- For Print
- January 18, 2024
Eisai Co., Ltd. (Headquarters: Tokyo, CEO: Haruo Naito, “Eisai”) announced today that it has obtained marketing authorization approval from the Japanese Ministry of Health, Labour and Welfare for the injection formulation of its in-house discovered antiepileptic drug (AED) Fycompa® (perampanel) in Japan as an alternative therapy when oral administration is temporarily not possible.
Fycompa is a first-in-class AED discovered at Eisai’s Tsukuba Research Laboratories. The agent is a highly selective, noncompetitive AMPA receptor antagonist that is postulated to reduce neuronal hyper-excitation associated with seizures by targeting glutamate activity at AMPA receptors on postsynaptic membranes. Two oral formulations of Fycompa are available in Japan: a tablet and a fine granule formulation. Due to concern about the risks of seizures associated with interruption of administration when the drug cannot be taken orally temporarily, such as during surgery, it is suggested that epilepsy patients should continue treatment via routes other than oral administration.
Since Fycompa is the only AMPA receptor antagonist-based AED, Eisai developed this injection formulation to meet the needs of patients who are unable to use oral administration, and filed a supplementary new drug application as a new route of administration in August 2022, leading to this approval.
Eisai considers neurology, including epilepsy, a therapeutic area of focus. As a human health care company, Eisai pursues its mission to provide “seizure freedom” to a greater number of patients with epilepsy. Eisai remains committed to further addressing the diverse needs of, and increasing the benefits provided to, patients with epilepsy and their families.
Public Relations Department,
Eisai Co., Ltd.
[Notes to editors]
- 1. About perampanel (product name: Fycompa)
Perampanel is a first-in-class anti-epileptic agent (AED) discovered and developed by Eisai. With epileptic seizures being mediated by the neurotransmitter glutamate, the agent is a highly selective, noncompetitive AMPA receptor antagonist that reduces neuronal hyperexcitation associated with seizures by targeting glutamate activity at AMPA receptors on postsynaptic membranes. Perampanel is currently approved in more than 75 countries and territories, including Japan, China, and other countries in Europe and in Asia as an adjunctive treatment for partial-onset seizures (with or without secondarily generalized seizures) in patients with epilepsy 12 years of age and older.
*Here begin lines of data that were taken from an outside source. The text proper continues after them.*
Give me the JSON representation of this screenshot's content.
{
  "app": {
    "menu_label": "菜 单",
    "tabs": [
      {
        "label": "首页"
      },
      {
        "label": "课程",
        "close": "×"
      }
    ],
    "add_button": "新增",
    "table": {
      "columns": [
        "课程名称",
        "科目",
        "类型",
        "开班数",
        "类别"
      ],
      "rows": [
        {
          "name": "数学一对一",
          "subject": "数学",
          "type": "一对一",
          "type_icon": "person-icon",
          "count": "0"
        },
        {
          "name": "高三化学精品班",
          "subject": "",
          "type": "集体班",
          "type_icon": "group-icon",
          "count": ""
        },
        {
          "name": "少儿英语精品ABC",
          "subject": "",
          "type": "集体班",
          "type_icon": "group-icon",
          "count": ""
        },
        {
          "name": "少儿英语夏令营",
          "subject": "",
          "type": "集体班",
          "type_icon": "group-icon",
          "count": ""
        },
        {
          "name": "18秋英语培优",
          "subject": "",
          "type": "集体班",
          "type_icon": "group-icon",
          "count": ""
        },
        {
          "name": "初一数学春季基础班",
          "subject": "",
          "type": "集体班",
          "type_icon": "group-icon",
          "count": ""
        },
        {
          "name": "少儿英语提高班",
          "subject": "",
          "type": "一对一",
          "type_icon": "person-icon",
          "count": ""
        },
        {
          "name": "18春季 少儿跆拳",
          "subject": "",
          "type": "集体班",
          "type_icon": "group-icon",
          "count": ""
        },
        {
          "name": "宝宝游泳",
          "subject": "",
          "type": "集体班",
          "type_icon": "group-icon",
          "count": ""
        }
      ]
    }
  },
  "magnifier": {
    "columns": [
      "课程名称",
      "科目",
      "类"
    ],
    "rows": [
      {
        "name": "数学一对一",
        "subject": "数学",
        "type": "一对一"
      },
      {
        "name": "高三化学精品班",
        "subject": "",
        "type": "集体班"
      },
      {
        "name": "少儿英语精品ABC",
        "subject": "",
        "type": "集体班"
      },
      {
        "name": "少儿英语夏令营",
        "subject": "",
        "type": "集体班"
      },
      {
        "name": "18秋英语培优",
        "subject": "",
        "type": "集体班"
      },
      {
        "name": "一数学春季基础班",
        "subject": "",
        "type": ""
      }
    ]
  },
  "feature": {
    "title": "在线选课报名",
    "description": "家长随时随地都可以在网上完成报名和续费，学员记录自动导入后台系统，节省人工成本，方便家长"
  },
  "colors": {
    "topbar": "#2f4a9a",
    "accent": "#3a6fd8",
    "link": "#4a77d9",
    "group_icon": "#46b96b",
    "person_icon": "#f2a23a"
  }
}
In addition, perampanel has been approved in more than 70 countries, including Japan, in Europe and in Asia for treatment as an adjunctive therapy for primary generalized tonic-clonic seizures in patients with epilepsy 12 years of age and older. In Japan and China, perampanel is approved for monotherapy and adjunctive use in the treatment of partial-onset seizures (with or without secondarily generalized seizures) in patients with epilepsy 4 years of age and older. In Europe the approved age range is 4 years of age and older for the adjunctive treatment of partial-onset seizures (with or without secondarily generalized seizures) and 7 years of age and older for the treatment as an adjunctive therapy for primary generalized tonic-clonic seizure. A tablet, fine granule formulation and injection formulation have been approved in Japan. An oral suspension formulation and tablet have been approved in Europe and China. In January 2023, the commercial rights in the United States were transferred to Catalyst Pharmaceuticals, Inc.
- 2. About Epilepsy
Epilepsy is broadly categorized by seizure type, with partial-onset seizures accounting for approximately 60% of epilepsy cases and generalized seizures accounting for approximately 40%. In a partial-onset seizure, an abnormal electrical disturbance occurs in a limited area of the brain, and may subsequently spread throughout the brain, becoming a generalized seizure (known as a secondarily generalized seizure). In a generalized seizure, abnormal electrical disturbances occur throughout the brain, and can be followed by a loss of consciousness or physical symptoms manifested throughout the whole body.
Epilepsy affects approximately 1 million people in Japan, 3.4 million people in the United States, 6 million people in Europe, 9 million people in China, and approximately 60 million people worldwide. As 30-40% of patients with epilepsy are unable to control their seizures with currently available AEDs,* this is a disease with significant unmet medical needs. Although onset occurs at any age, onset is most common in people aged 18 and younger and the elderly. As causes and clinical symptoms of pediatric epilepsy are not uniform, and prognoses can range from very positive cases to obstinate cases, special consideration for each patient is required of treatments.
* “The Epilepsies and Seizures: Hope Through Research. What are the epilepsies?” National Institute of Neurological Disorders and Stroke, accessed September 2018,